[Records from a dataset]:
=======
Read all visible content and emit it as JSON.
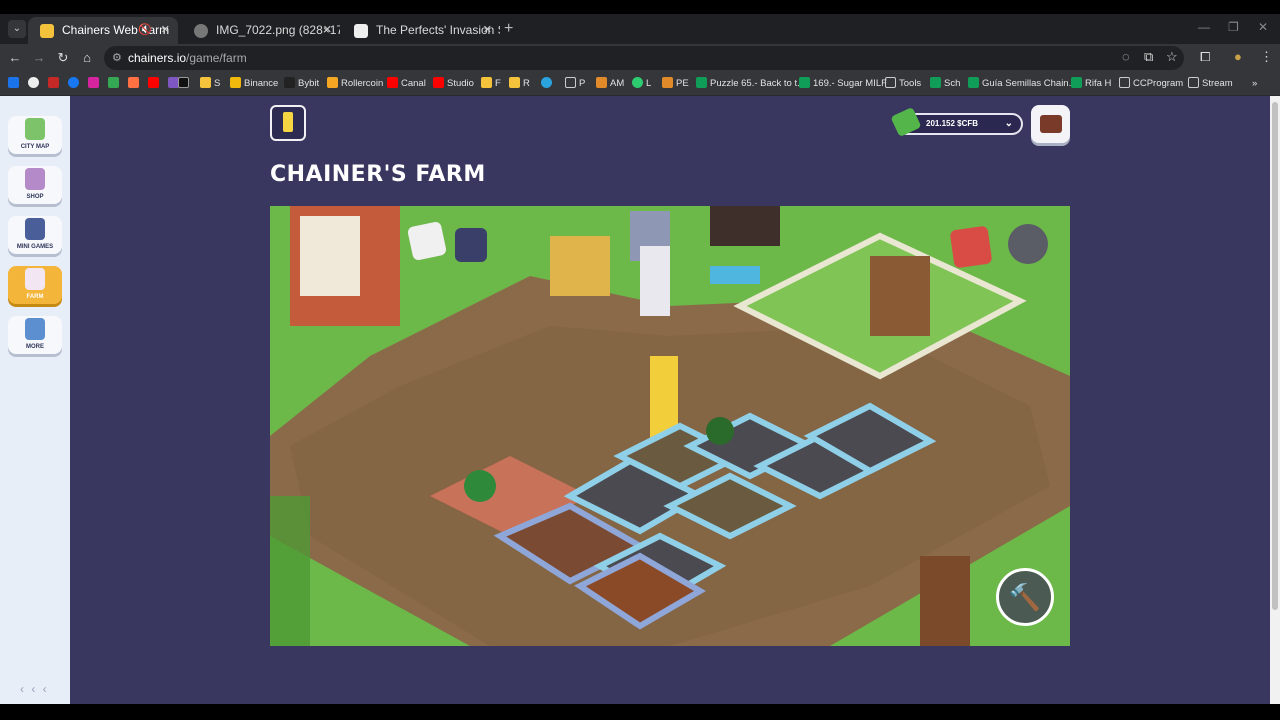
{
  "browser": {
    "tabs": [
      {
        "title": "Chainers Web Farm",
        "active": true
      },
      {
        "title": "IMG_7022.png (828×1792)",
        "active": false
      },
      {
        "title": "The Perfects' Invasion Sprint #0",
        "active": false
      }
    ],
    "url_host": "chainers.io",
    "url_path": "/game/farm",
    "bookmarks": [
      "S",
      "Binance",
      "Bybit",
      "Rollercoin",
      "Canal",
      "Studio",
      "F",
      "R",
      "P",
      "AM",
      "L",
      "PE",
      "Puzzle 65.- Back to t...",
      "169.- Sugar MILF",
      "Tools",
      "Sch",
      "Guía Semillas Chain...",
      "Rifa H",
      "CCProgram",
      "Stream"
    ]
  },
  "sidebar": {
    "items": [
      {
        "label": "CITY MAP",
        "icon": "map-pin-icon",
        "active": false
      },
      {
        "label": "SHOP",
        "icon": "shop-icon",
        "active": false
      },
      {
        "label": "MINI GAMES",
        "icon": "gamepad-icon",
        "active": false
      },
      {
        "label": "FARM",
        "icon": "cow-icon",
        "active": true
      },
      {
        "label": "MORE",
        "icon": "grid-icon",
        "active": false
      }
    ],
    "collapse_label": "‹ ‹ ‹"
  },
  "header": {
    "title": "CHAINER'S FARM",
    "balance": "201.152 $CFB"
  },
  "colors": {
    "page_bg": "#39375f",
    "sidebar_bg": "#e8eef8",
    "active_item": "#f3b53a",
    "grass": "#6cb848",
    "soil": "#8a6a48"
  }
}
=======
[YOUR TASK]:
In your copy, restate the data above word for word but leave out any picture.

[RESPONSE AREA]:
Read all visible content and emit it as JSON.
{
  "browser": {
    "tabs": [
      {
        "title": "Chainers Web Farm",
        "active": true
      },
      {
        "title": "IMG_7022.png (828×1792)",
        "active": false
      },
      {
        "title": "The Perfects' Invasion Sprint #0",
        "active": false
      }
    ],
    "url_host": "chainers.io",
    "url_path": "/game/farm",
    "bookmarks": [
      "S",
      "Binance",
      "Bybit",
      "Rollercoin",
      "Canal",
      "Studio",
      "F",
      "R",
      "P",
      "AM",
      "L",
      "PE",
      "Puzzle 65.- Back to t...",
      "169.- Sugar MILF",
      "Tools",
      "Sch",
      "Guía Semillas Chain...",
      "Rifa H",
      "CCProgram",
      "Stream"
    ]
  },
  "sidebar": {
    "items": [
      {
        "label": "CITY MAP",
        "icon": "map-pin-icon",
        "active": false
      },
      {
        "label": "SHOP",
        "icon": "shop-icon",
        "active": false
      },
      {
        "label": "MINI GAMES",
        "icon": "gamepad-icon",
        "active": false
      },
      {
        "label": "FARM",
        "icon": "cow-icon",
        "active": true
      },
      {
        "label": "MORE",
        "icon": "grid-icon",
        "active": false
      }
    ],
    "collapse_label": "‹ ‹ ‹"
  },
  "header": {
    "title": "CHAINER'S FARM",
    "balance": "201.152 $CFB"
  },
  "colors": {
    "page_bg": "#39375f",
    "sidebar_bg": "#e8eef8",
    "active_item": "#f3b53a",
    "grass": "#6cb848",
    "soil": "#8a6a48"
  }
}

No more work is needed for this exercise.